--- Try it ---
Could you find every line in the entries below that holds the word "freq" and copy it?

Web page and app entries

----

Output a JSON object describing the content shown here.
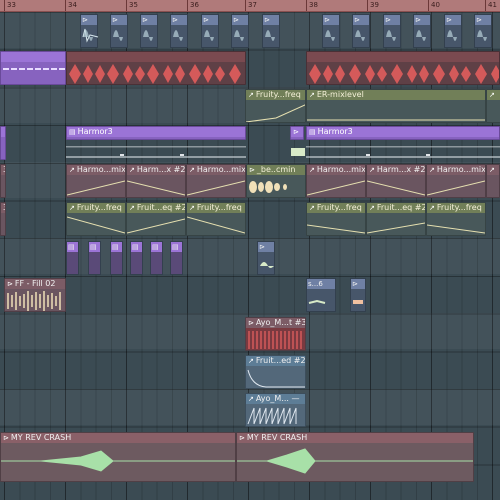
{
  "ruler": {
    "bar_numbers": [
      "33",
      "34",
      "35",
      "36",
      "37",
      "38",
      "39",
      "40",
      "41"
    ]
  },
  "clips": {
    "er_mixlevel": "ER-mixlevel",
    "fruity_freq_top": "Fruity...freq",
    "harmor3_a": "Harmor3",
    "harmor3_b": "Harmor3",
    "harmo_mix_1": "Harmo...mix",
    "harm_x2_1": "Harm...x #2",
    "harmo_mix_2": "Harmo...mix",
    "be_cmin": "_be..cmin",
    "harmo_mix_3": "Harmo...mix",
    "harm_x2_2": "Harm...x #2",
    "harmo_mix_4": "Harmo...mix",
    "fruity_freq_1": "Fruity...freq",
    "fruit_eq2_1": "Fruit...eq #2",
    "fruity_freq_2": "Fruity...freq",
    "fruity_freq_3": "Fruity...freq",
    "fruit_eq2_2": "Fruit...eq #2",
    "fruity_freq_4": "Fruity...freq",
    "ff_fill": "FF - Fill 02",
    "s6": "s...6",
    "ayo_mt3": "Ayo_M...t #3",
    "fruit_ed2": "Fruit...ed #2",
    "ayo_m": "Ayo_M... —",
    "rev_crash_1": "MY REV CRASH",
    "rev_crash_2": "MY REV CRASH",
    "edge_3a": "3",
    "edge_3b": "3"
  },
  "icons": {
    "sample": "waveform-glyph",
    "automation": "automation-curve-glyph",
    "pattern": "pattern-glyph"
  },
  "colors": {
    "background": "#3b4b53",
    "ruler": "#b07a7a",
    "pattern_clip": "#9b74d6",
    "audio_clip_header": "#7c5c66",
    "automation_line": "#e6e0b0",
    "waveform_red": "#d45a5a",
    "waveform_green": "#a8e0a8",
    "waveform_cream": "#f0e0b8"
  }
}
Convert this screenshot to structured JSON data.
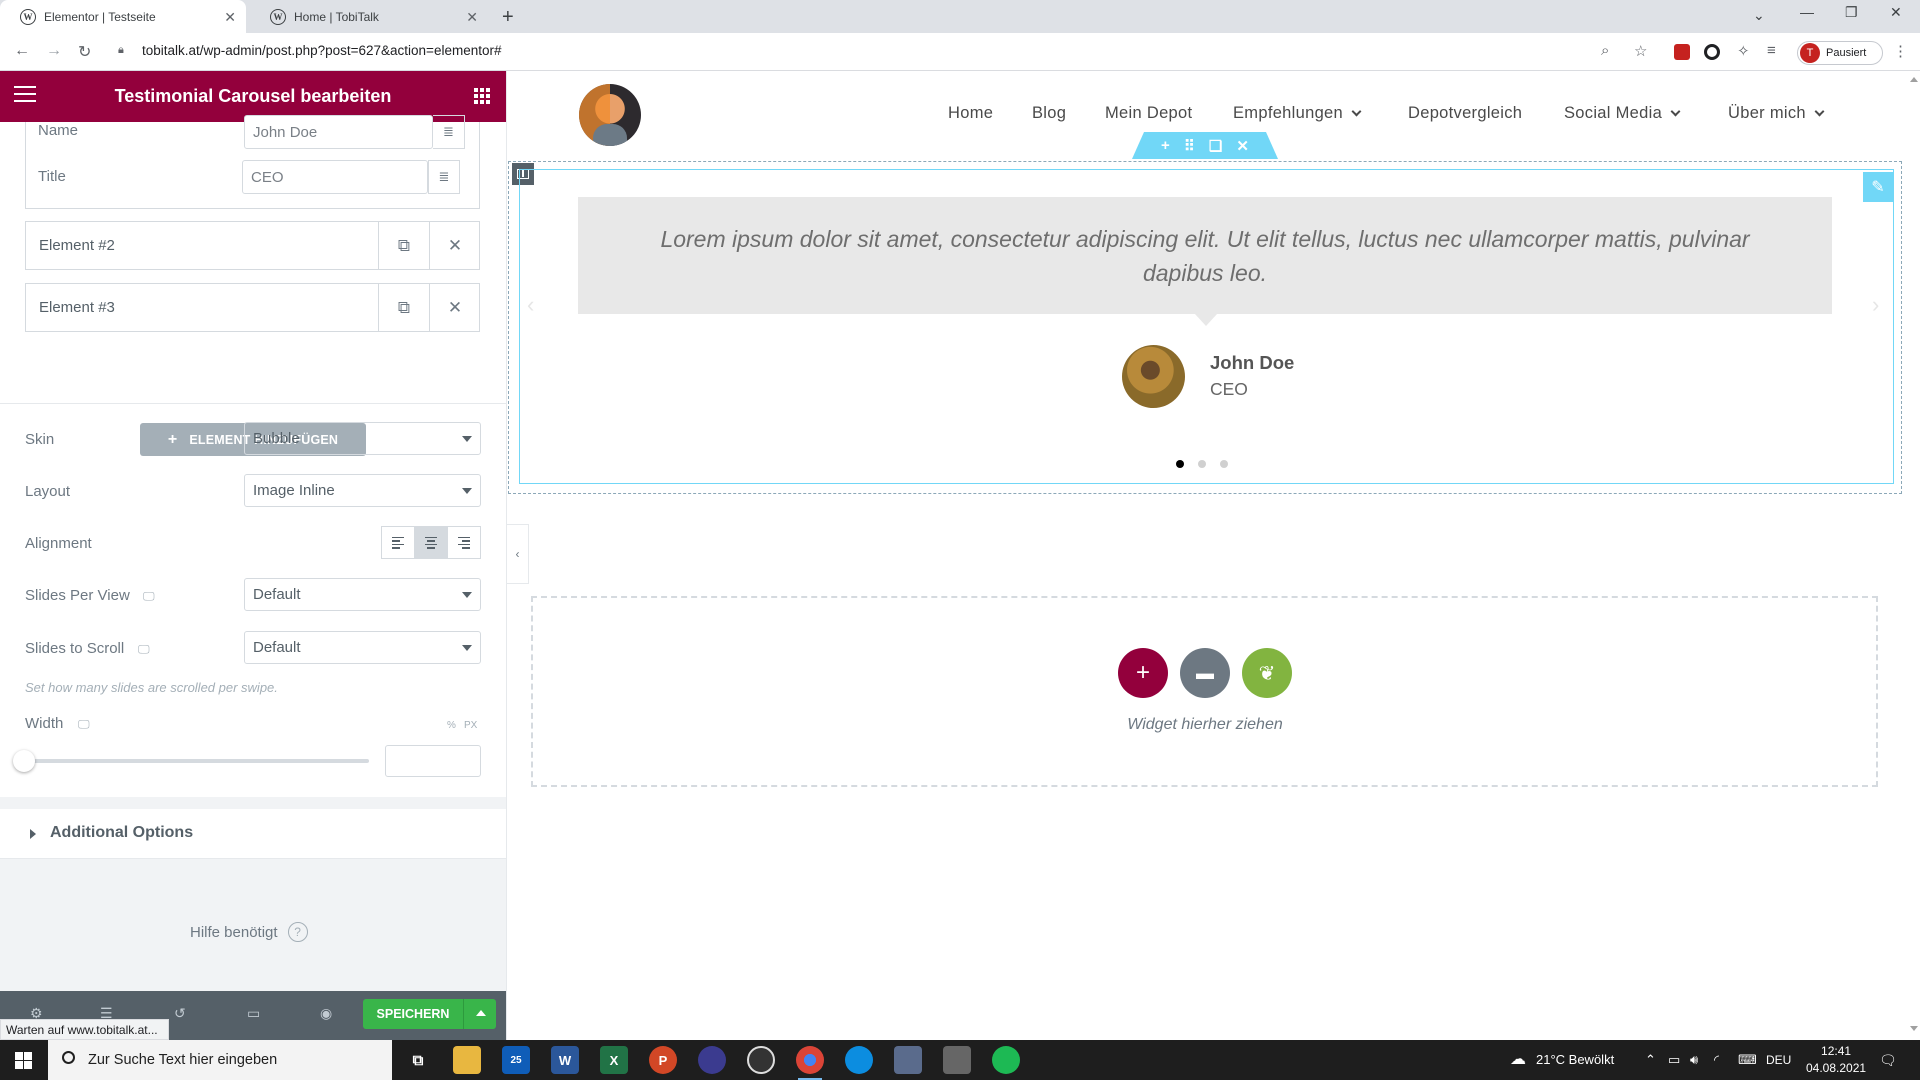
{
  "browser": {
    "tabs": [
      {
        "title": "Elementor | Testseite",
        "active": true
      },
      {
        "title": "Home | TobiTalk",
        "active": false
      }
    ],
    "url": "tobitalk.at/wp-admin/post.php?post=627&action=elementor#",
    "profile_label": "Pausiert",
    "profile_initial": "T"
  },
  "panel": {
    "title": "Testimonial Carousel bearbeiten",
    "fields": {
      "name_label": "Name",
      "name_value": "John Doe",
      "title_label": "Title",
      "title_value": "CEO"
    },
    "repeater_items": [
      "Element #2",
      "Element #3"
    ],
    "add_element_label": "ELEMENT HINZUFÜGEN",
    "controls": {
      "skin_label": "Skin",
      "skin_value": "Bubble",
      "layout_label": "Layout",
      "layout_value": "Image Inline",
      "alignment_label": "Alignment",
      "alignment_selected": "center",
      "slides_per_view_label": "Slides Per View",
      "slides_per_view_value": "Default",
      "slides_to_scroll_label": "Slides to Scroll",
      "slides_to_scroll_value": "Default",
      "slides_to_scroll_desc": "Set how many slides are scrolled per swipe.",
      "width_label": "Width",
      "width_unit_percent": "%",
      "width_unit_px": "PX",
      "width_value": 0
    },
    "additional_options_label": "Additional Options",
    "help_label": "Hilfe benötigt",
    "save_label": "SPEICHERN",
    "status_text": "Warten auf www.tobitalk.at..."
  },
  "site": {
    "nav": [
      {
        "label": "Home",
        "dropdown": false
      },
      {
        "label": "Blog",
        "dropdown": false
      },
      {
        "label": "Mein Depot",
        "dropdown": false
      },
      {
        "label": "Empfehlungen",
        "dropdown": true
      },
      {
        "label": "Depotvergleich",
        "dropdown": false
      },
      {
        "label": "Social Media",
        "dropdown": true
      },
      {
        "label": "Über mich",
        "dropdown": true
      }
    ],
    "testimonial": {
      "content": "Lorem ipsum dolor sit amet, consectetur adipiscing elit. Ut elit tellus, luctus nec ullamcorper mattis, pulvinar dapibus leo.",
      "name": "John Doe",
      "title": "CEO"
    },
    "carousel_dots": 3,
    "carousel_active_dot": 0,
    "dropzone_text": "Widget hierher ziehen"
  },
  "colors": {
    "elementor_header": "#93003c",
    "save_green": "#39b54a",
    "handle_blue": "#71d7f7",
    "add_section": "#93003c",
    "template_gray": "#6d7882",
    "envato_green": "#82b440"
  },
  "taskbar": {
    "search_placeholder": "Zur Suche Text hier eingeben",
    "weather": "21°C  Bewölkt",
    "language": "DEU",
    "time": "12:41",
    "date": "04.08.2021",
    "mail_badge": "25"
  }
}
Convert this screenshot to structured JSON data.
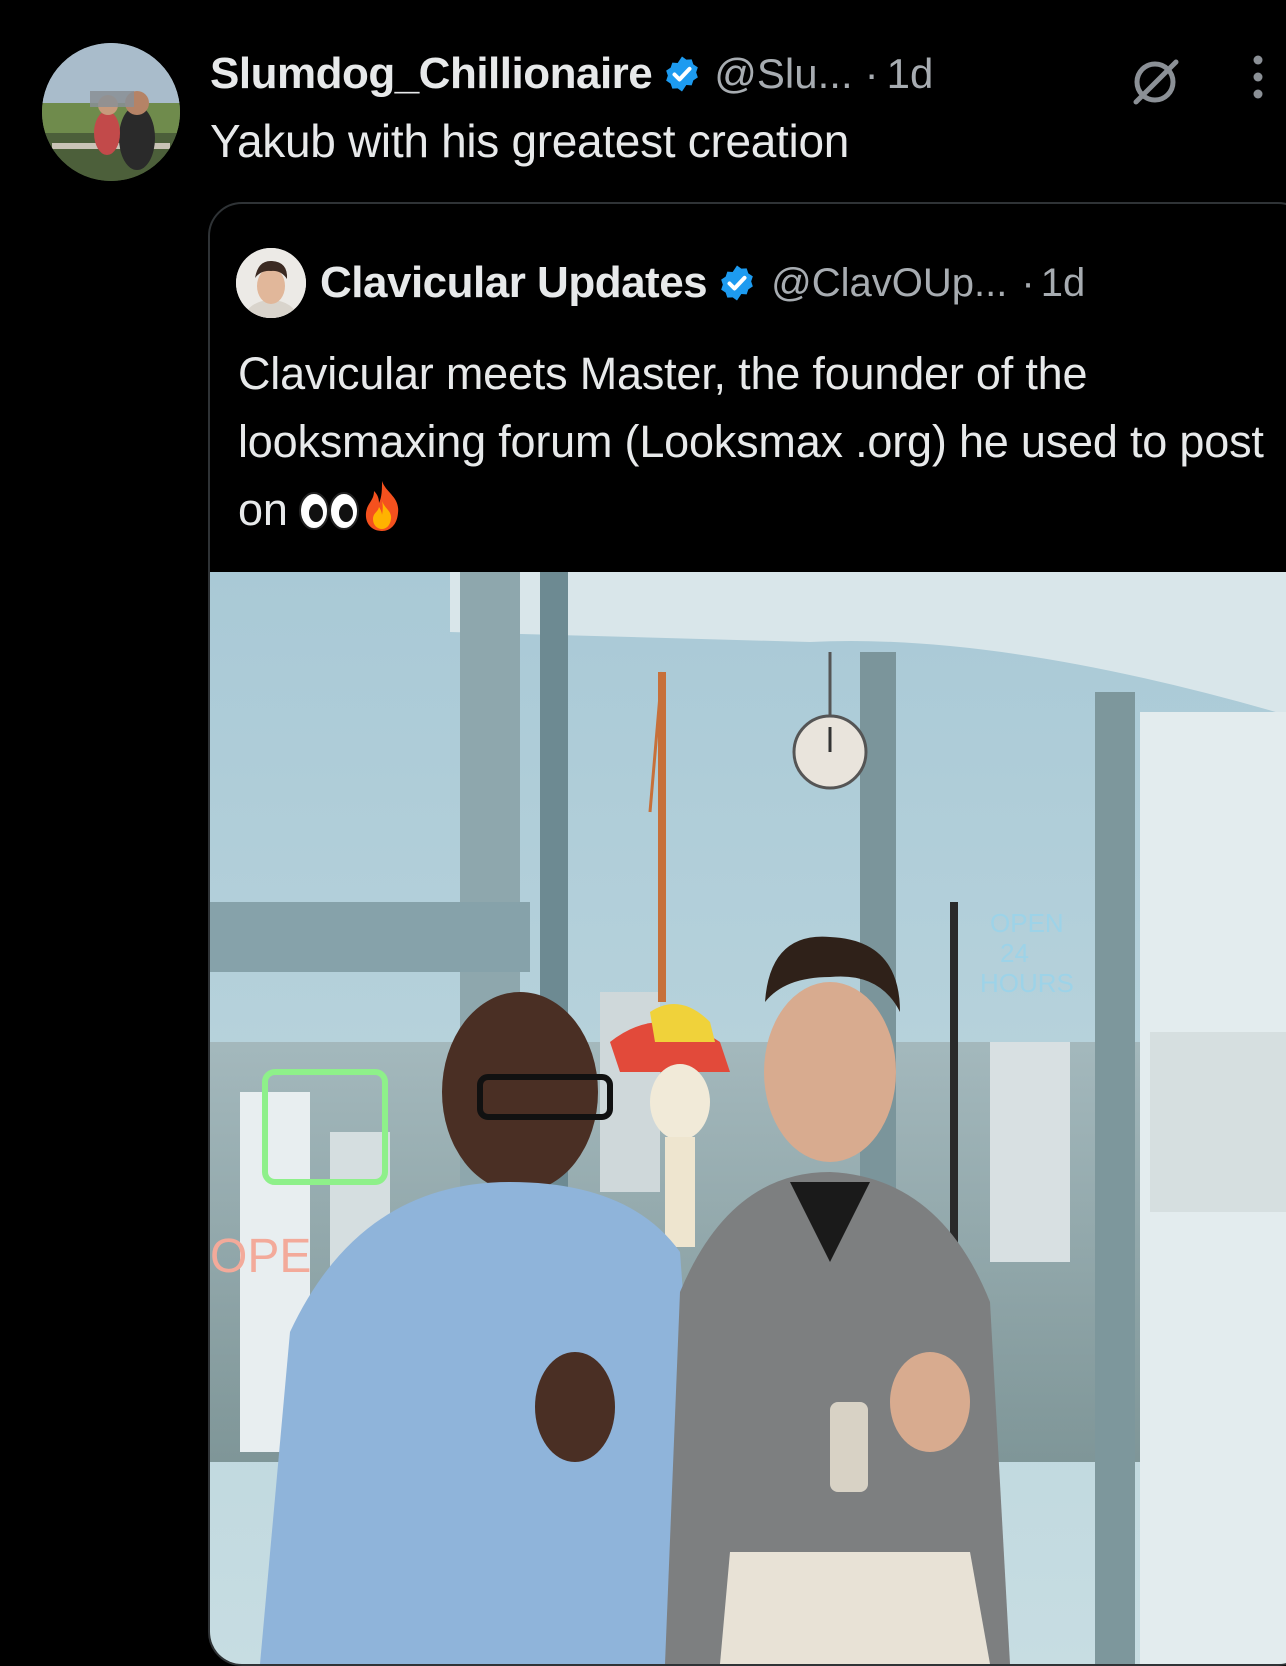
{
  "post": {
    "display_name": "Slumdog_Chillionaire",
    "handle": "@Slu...",
    "separator": "·",
    "time": "1d",
    "text": "Yakub with his greatest creation",
    "avatar_icon": "profile-photo",
    "verified_icon": "verified-badge-icon",
    "actions": [
      "grok-icon",
      "more-options-icon"
    ]
  },
  "quote": {
    "display_name": "Clavicular Updates",
    "handle": "@ClavOUp...",
    "separator": "·",
    "time": "1d",
    "text": "Clavicular meets Master, the founder of the looksmaxing forum (Looksmax .org) he used to post on",
    "emojis": [
      "eyes-emoji",
      "fire-emoji"
    ],
    "photo": {
      "sign_text": "OPEN 24 HOURS",
      "neon_sign": "OPE"
    }
  },
  "colors": {
    "background": "#000000",
    "text_primary": "#e7e9ea",
    "text_secondary": "#a7acb1",
    "verified_blue": "#1d9bf0",
    "card_border": "#2f3336"
  }
}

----

--- Solution to this exercise ---
    "fruity_freq_top": "Fruity...freq",
    "fruity_freq_1": "Fruity...freq",
    "fruity_freq_2": "Fruity...freq",
    "fruity_freq_3": "Fruity...freq",
    "fruity_freq_4": "Fruity...freq",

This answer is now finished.